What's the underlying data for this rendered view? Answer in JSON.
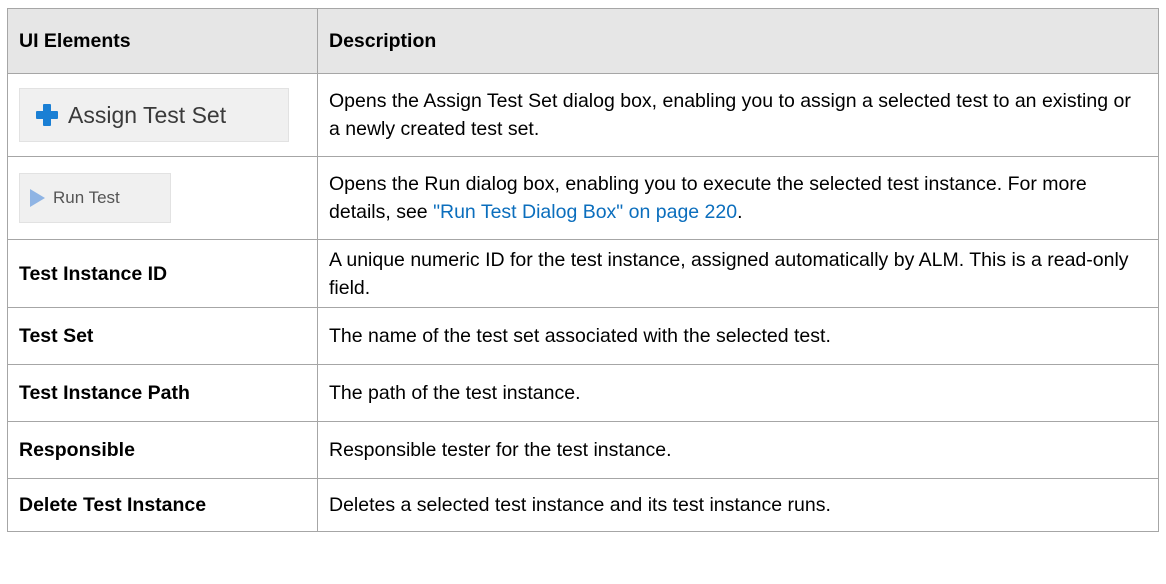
{
  "table": {
    "headers": {
      "col1": "UI Elements",
      "col2": "Description"
    },
    "assign": {
      "button_label": "Assign Test Set",
      "icon": "plus-icon",
      "description": "Opens the Assign Test Set dialog box, enabling you to assign a selected test to an existing or a newly created test set."
    },
    "run": {
      "button_label": "Run Test",
      "icon": "play-icon",
      "description_before": "Opens the Run dialog box, enabling you to execute the selected test instance. For more details, see ",
      "link_text": "\"Run Test Dialog Box\" on page 220",
      "description_after": "."
    },
    "rows": [
      {
        "element": "Test Instance ID",
        "description": "A unique numeric ID for the test instance, assigned automatically by ALM. This is a read-only field."
      },
      {
        "element": "Test Set",
        "description": "The name of the test set associated with the selected test."
      },
      {
        "element": "Test Instance Path",
        "description": "The path of the test instance."
      },
      {
        "element": "Responsible",
        "description": "Responsible tester for the test instance."
      },
      {
        "element": "Delete Test Instance",
        "description": "Deletes a selected test instance and its test instance runs."
      }
    ]
  },
  "colors": {
    "header_bg": "#e6e6e6",
    "border": "#a6a6a6",
    "link": "#0b6ebd",
    "plus_icon": "#1a7fd4",
    "play_icon": "#8fb4e4"
  }
}
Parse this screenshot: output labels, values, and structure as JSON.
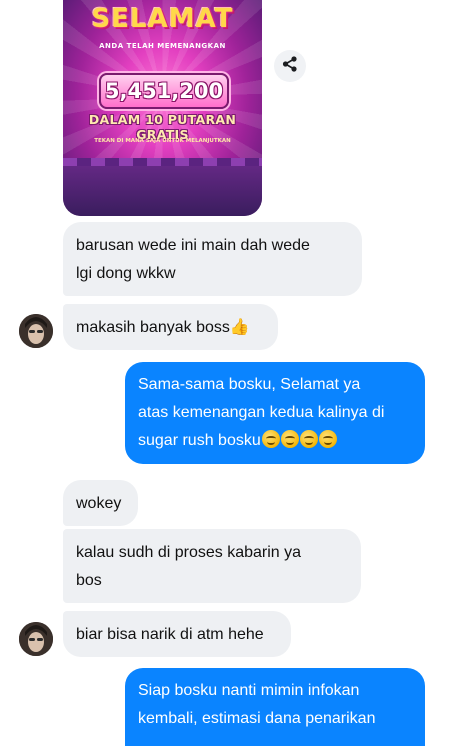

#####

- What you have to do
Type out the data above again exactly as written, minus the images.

- Solution to this problem
What's the underlying data for this rendered view? Answer in JSON.
{
  "table": {
    "headers": {
      "col1": "UI Elements",
      "col2": "Description"
    },
    "assign": {
      "button_label": "Assign Test Set",
      "icon": "plus-icon",
      "description": "Opens the Assign Test Set dialog box, enabling you to assign a selected test to an existing or a newly created test set."
    },
    "run": {
      "button_label": "Run Test",
      "icon": "play-icon",
      "description_before": "Opens the Run dialog box, enabling you to execute the selected test instance. For more details, see ",
      "link_text": "\"Run Test Dialog Box\" on page 220",
      "description_after": "."
    },
    "rows": [
      {
        "element": "Test Instance ID",
        "description": "A unique numeric ID for the test instance, assigned automatically by ALM. This is a read-only field."
      },
      {
        "element": "Test Set",
        "description": "The name of the test set associated with the selected test."
      },
      {
        "element": "Test Instance Path",
        "description": "The path of the test instance."
      },
      {
        "element": "Responsible",
        "description": "Responsible tester for the test instance."
      },
      {
        "element": "Delete Test Instance",
        "description": "Deletes a selected test instance and its test instance runs."
      }
    ]
  },
  "colors": {
    "header_bg": "#e6e6e6",
    "border": "#a6a6a6",
    "link": "#0b6ebd",
    "plus_icon": "#1a7fd4",
    "play_icon": "#8fb4e4"
  }
}
Parse this screenshot: output labels, values, and structure as JSON.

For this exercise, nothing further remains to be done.